It scales up, too. On the city, state, and federal level, it’s things such as “Let’s find ways to bring down the rate of infection,” “Let’s find a way to efficiently distribute vaccines,” and “Let’s do some of that long-overdue infrastructure work.”
These are all issues affect everybody everyday, and they can only be solved when a lot of people work together.
What you don’t do while this is happening is talk about the things that started the division in the first place, which are invariably some abstract “p” word: Politics, policies, pulpits or politicians. Arguing about that stuff is a luxury that you can afford only once the more practical, present, and pressing problems have been dealt with.
The point is to find reasons to get everyone into the same room and working together on something that affects all of them. Concrete common causes can get everyone in that room, get them talking, and even get them solving problems together. That’s a good — and vital — first step.
I plan to do my part by working away at what I do: Helping people build software to get things done, helping to build the tech community here in Tampa Bay, and squeezing out good vibes with the accordion.
What will you do?
October 3, 2016: It’s my first day at the job as the developer evangelist for an RFID company with an office in Asheville, North Carolina, so I’m flying there for my first face-to-face with my new boss.
I’m deep in thought, going over what I’m going to talk about with my boss during dinner, when my train of thought gets interrupted.
Someone’s yelling at me.
I look over to see if the yelling is actually directed at me, and not just someone else nearby. I look.
The yelling came from the end of the line at Carolina Pit BBQ. It’s coming from a guy with sandy brown hair, plaid shirt, mom jeans, and one of those then-new “Make America Great Again” caps. He looks more basic and dead inside than a Bob Evans menu, and more “economically anxious” than a first-timer at a Vegas poker game who’s realizing that every other player at the table is a shark or shill.
It’s clear to him that I didn’t quite hear him the first time, so he repeats himself.
“I said: You with the big backpack! Go back to China!”

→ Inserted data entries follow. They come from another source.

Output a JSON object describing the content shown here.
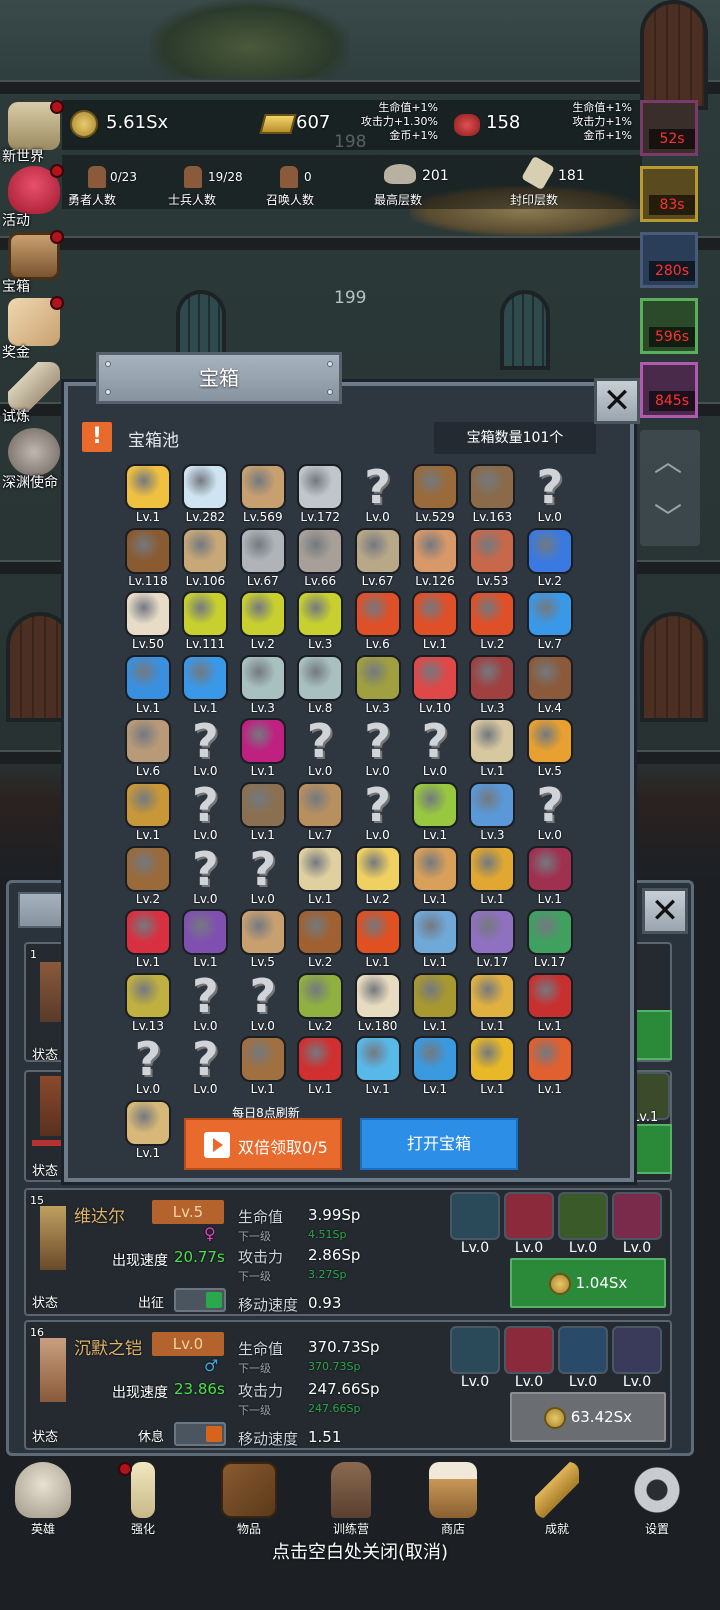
{
  "sidebar": [
    {
      "label": "新世界",
      "dot": true
    },
    {
      "label": "活动",
      "dot": true
    },
    {
      "label": "宝箱",
      "dot": true
    },
    {
      "label": "奖金",
      "dot": true
    },
    {
      "label": "试炼",
      "dot": false
    },
    {
      "label": "深渊使命",
      "dot": false
    }
  ],
  "resources": {
    "gold": "5.61Sx",
    "bars": "607",
    "meat": "158",
    "floor_a": "198",
    "floor_b": "199",
    "buff_left": [
      "生命值+1%",
      "攻击力+1.30%",
      "金币+1%"
    ],
    "buff_right": [
      "生命值+1%",
      "攻击力+1%",
      "金币+1%"
    ]
  },
  "counts": [
    {
      "value": "0/23",
      "label": "勇者人数"
    },
    {
      "value": "19/28",
      "label": "士兵人数"
    },
    {
      "value": "0",
      "label": "召唤人数"
    },
    {
      "value": "201",
      "label": "最高层数"
    },
    {
      "value": "181",
      "label": "封印层数"
    }
  ],
  "timers": [
    "52s",
    "83s",
    "280s",
    "596s",
    "845s"
  ],
  "chest": {
    "title": "宝箱",
    "pool_label": "宝箱池",
    "count_text": "宝箱数量101个",
    "refresh_note": "每日8点刷新",
    "double_btn": "双倍领取0/5",
    "open_btn": "打开宝箱",
    "items": [
      {
        "lv": "Lv.1",
        "icon": "crown-icon"
      },
      {
        "lv": "Lv.282",
        "icon": "diamond-icon"
      },
      {
        "lv": "Lv.569",
        "icon": "wooden-sword-icon"
      },
      {
        "lv": "Lv.172",
        "icon": "sword-icon"
      },
      {
        "lv": "Lv.0",
        "icon": "unknown-icon"
      },
      {
        "lv": "Lv.529",
        "icon": "leather-armor-icon"
      },
      {
        "lv": "Lv.163",
        "icon": "backpack-icon"
      },
      {
        "lv": "Lv.0",
        "icon": "unknown-icon"
      },
      {
        "lv": "Lv.118",
        "icon": "leather-helmet-icon"
      },
      {
        "lv": "Lv.106",
        "icon": "dagger-icon"
      },
      {
        "lv": "Lv.67",
        "icon": "knight-helmet-icon"
      },
      {
        "lv": "Lv.66",
        "icon": "hammer-icon"
      },
      {
        "lv": "Lv.67",
        "icon": "great-helm-icon"
      },
      {
        "lv": "Lv.126",
        "icon": "ham-icon"
      },
      {
        "lv": "Lv.53",
        "icon": "steak-icon"
      },
      {
        "lv": "Lv.2",
        "icon": "blue-pouch-icon"
      },
      {
        "lv": "Lv.50",
        "icon": "flour-bowl-icon"
      },
      {
        "lv": "Lv.111",
        "icon": "yellow-potion-icon"
      },
      {
        "lv": "Lv.2",
        "icon": "yellow-potion-icon"
      },
      {
        "lv": "Lv.3",
        "icon": "yellow-potion-icon"
      },
      {
        "lv": "Lv.6",
        "icon": "red-potion-icon"
      },
      {
        "lv": "Lv.1",
        "icon": "red-potion-icon"
      },
      {
        "lv": "Lv.2",
        "icon": "red-potion-icon"
      },
      {
        "lv": "Lv.7",
        "icon": "blue-potion-icon"
      },
      {
        "lv": "Lv.1",
        "icon": "blue-jar-icon"
      },
      {
        "lv": "Lv.1",
        "icon": "blue-potion-icon"
      },
      {
        "lv": "Lv.3",
        "icon": "empty-bottle-icon"
      },
      {
        "lv": "Lv.8",
        "icon": "empty-bottle-icon"
      },
      {
        "lv": "Lv.3",
        "icon": "yellow-bottle-icon"
      },
      {
        "lv": "Lv.10",
        "icon": "red-bottle-icon"
      },
      {
        "lv": "Lv.3",
        "icon": "winged-boot-icon"
      },
      {
        "lv": "Lv.4",
        "icon": "leather-boot-icon"
      },
      {
        "lv": "Lv.6",
        "icon": "cloth-boot-icon"
      },
      {
        "lv": "Lv.0",
        "icon": "unknown-icon"
      },
      {
        "lv": "Lv.1",
        "icon": "magenta-boots-icon"
      },
      {
        "lv": "Lv.0",
        "icon": "unknown-icon"
      },
      {
        "lv": "Lv.0",
        "icon": "unknown-icon"
      },
      {
        "lv": "Lv.0",
        "icon": "unknown-icon"
      },
      {
        "lv": "Lv.1",
        "icon": "short-sword-icon"
      },
      {
        "lv": "Lv.5",
        "icon": "torch-icon"
      },
      {
        "lv": "Lv.1",
        "icon": "golden-staff-icon"
      },
      {
        "lv": "Lv.0",
        "icon": "unknown-icon"
      },
      {
        "lv": "Lv.1",
        "icon": "pickaxe-icon"
      },
      {
        "lv": "Lv.7",
        "icon": "crook-staff-icon"
      },
      {
        "lv": "Lv.0",
        "icon": "unknown-icon"
      },
      {
        "lv": "Lv.1",
        "icon": "lime-icon"
      },
      {
        "lv": "Lv.3",
        "icon": "blue-wand-icon"
      },
      {
        "lv": "Lv.0",
        "icon": "unknown-icon"
      },
      {
        "lv": "Lv.2",
        "icon": "travel-pack-icon"
      },
      {
        "lv": "Lv.0",
        "icon": "unknown-icon"
      },
      {
        "lv": "Lv.0",
        "icon": "unknown-icon"
      },
      {
        "lv": "Lv.1",
        "icon": "bone-club-icon"
      },
      {
        "lv": "Lv.2",
        "icon": "cheese-icon"
      },
      {
        "lv": "Lv.1",
        "icon": "pie-icon"
      },
      {
        "lv": "Lv.1",
        "icon": "honey-jar-icon"
      },
      {
        "lv": "Lv.1",
        "icon": "dark-crystal-icon"
      },
      {
        "lv": "Lv.1",
        "icon": "red-orb-icon"
      },
      {
        "lv": "Lv.1",
        "icon": "rainbow-gem-icon"
      },
      {
        "lv": "Lv.5",
        "icon": "bow-icon"
      },
      {
        "lv": "Lv.2",
        "icon": "quiver-icon"
      },
      {
        "lv": "Lv.1",
        "icon": "fire-gauntlet-icon"
      },
      {
        "lv": "Lv.1",
        "icon": "frost-gauntlet-icon"
      },
      {
        "lv": "Lv.17",
        "icon": "spirit-gauntlet-icon"
      },
      {
        "lv": "Lv.17",
        "icon": "emerald-amulet-icon"
      },
      {
        "lv": "Lv.13",
        "icon": "vial-icon"
      },
      {
        "lv": "Lv.0",
        "icon": "unknown-icon"
      },
      {
        "lv": "Lv.0",
        "icon": "unknown-icon"
      },
      {
        "lv": "Lv.2",
        "icon": "green-wand-icon"
      },
      {
        "lv": "Lv.180",
        "icon": "beer-icon"
      },
      {
        "lv": "Lv.1",
        "icon": "vine-icon"
      },
      {
        "lv": "Lv.1",
        "icon": "golden-pickaxe-icon"
      },
      {
        "lv": "Lv.1",
        "icon": "red-tome-icon"
      },
      {
        "lv": "Lv.0",
        "icon": "unknown-icon"
      },
      {
        "lv": "Lv.0",
        "icon": "unknown-icon"
      },
      {
        "lv": "Lv.1",
        "icon": "whip-icon"
      },
      {
        "lv": "Lv.1",
        "icon": "monster-card-icon"
      },
      {
        "lv": "Lv.1",
        "icon": "crystal-ball-icon"
      },
      {
        "lv": "Lv.1",
        "icon": "rune-orb-icon"
      },
      {
        "lv": "Lv.1",
        "icon": "golden-orb-icon"
      },
      {
        "lv": "Lv.1",
        "icon": "fire-rod-icon"
      },
      {
        "lv": "Lv.1",
        "icon": "golden-shield-icon"
      }
    ]
  },
  "hero_list": {
    "partial": [
      {
        "rank": "1",
        "status": "状态"
      },
      {
        "status": "状态"
      }
    ],
    "heroes": [
      {
        "rank": "15",
        "name": "维达尔",
        "level": "Lv.5",
        "gender": "♀",
        "speed_label": "出现速度",
        "speed": "20.77s",
        "hp_label": "生命值",
        "hp": "3.99Sp",
        "hp_next_label": "下一级",
        "hp_next": "4.51Sp",
        "atk_label": "攻击力",
        "atk": "2.86Sp",
        "atk_next_label": "下一级",
        "atk_next": "3.27Sp",
        "move_label": "移动速度",
        "move": "0.93",
        "status_label": "状态",
        "status": "出征",
        "skills": [
          "Lv.0",
          "Lv.0",
          "Lv.0",
          "Lv.0"
        ],
        "cost": "1.04Sx"
      },
      {
        "rank": "16",
        "name": "沉默之铠",
        "level": "Lv.0",
        "gender": "♂",
        "speed_label": "出现速度",
        "speed": "23.86s",
        "hp_label": "生命值",
        "hp": "370.73Sp",
        "hp_next_label": "下一级",
        "hp_next": "370.73Sp",
        "atk_label": "攻击力",
        "atk": "247.66Sp",
        "atk_next_label": "下一级",
        "atk_next": "247.66Sp",
        "move_label": "移动速度",
        "move": "1.51",
        "status_label": "状态",
        "status": "休息",
        "skills": [
          "Lv.0",
          "Lv.0",
          "Lv.0",
          "Lv.0"
        ],
        "cost": "63.42Sx"
      }
    ],
    "skill_lv_partial": [
      "Lv.1",
      "Lv.1"
    ]
  },
  "bottom_nav": [
    {
      "label": "英雄",
      "icon": "skull-icon"
    },
    {
      "label": "强化",
      "icon": "candle-icon"
    },
    {
      "label": "物品",
      "icon": "book-icon"
    },
    {
      "label": "训练营",
      "icon": "lantern-icon"
    },
    {
      "label": "商店",
      "icon": "beer-mug-icon"
    },
    {
      "label": "成就",
      "icon": "key-icon"
    },
    {
      "label": "设置",
      "icon": "gear-icon"
    }
  ],
  "close_hint": "点击空白处关闭(取消)",
  "colors": {
    "accent_orange": "#e86a2c",
    "accent_blue": "#2d8ee8",
    "green": "#2a8a3a",
    "timer_red": "#ff3030"
  }
}
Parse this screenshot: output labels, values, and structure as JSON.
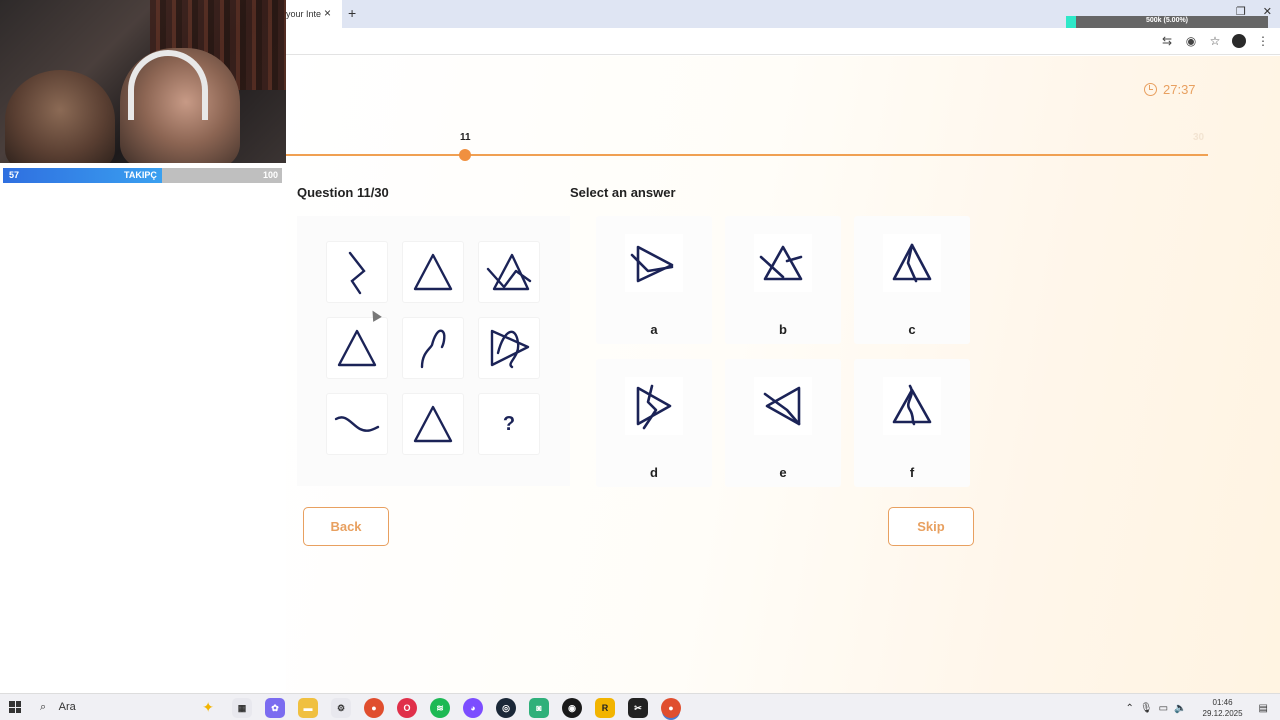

He’s mistaken my accordion for a backpack, and me for Chinese.
“I bet you heard this time, chink!”
From both my media training and my hobby as a street musician on the streets of downtown Toronto, I learned a couple of tricks for dealing with insults from passers-by and hecklers. One of them is to approach them and ask them to repeat what they just said and explain what they meant by it. This is effective if there’s a crowd around and you think they might be more sympathetic to you.
“Would you mind repeating that?” I ask loudly and clearly using my radio announcer voice, as I approach, taking strides as if I were a club bouncer in “business mode”.
As I get closer, it becomes more apparent that I’m almost a head taller than he is. Also, with the accordion slung on my back, my shoulders appear even wider. He’s getting an object lesson that the stereotype of Asian men being short and meek doesn’t always apply.
“Did you not hear me?” I ask. My “scratch a bully, find a coward” gamble is paying off.
I’m now five or six strides away and closing in fast. I repeat my question: “Would you mind —”
And that’s when the little shit high-tailed out of the line, straight for the departure gates.
I look at the spot he just vacated and take it.
Today feels like that moment.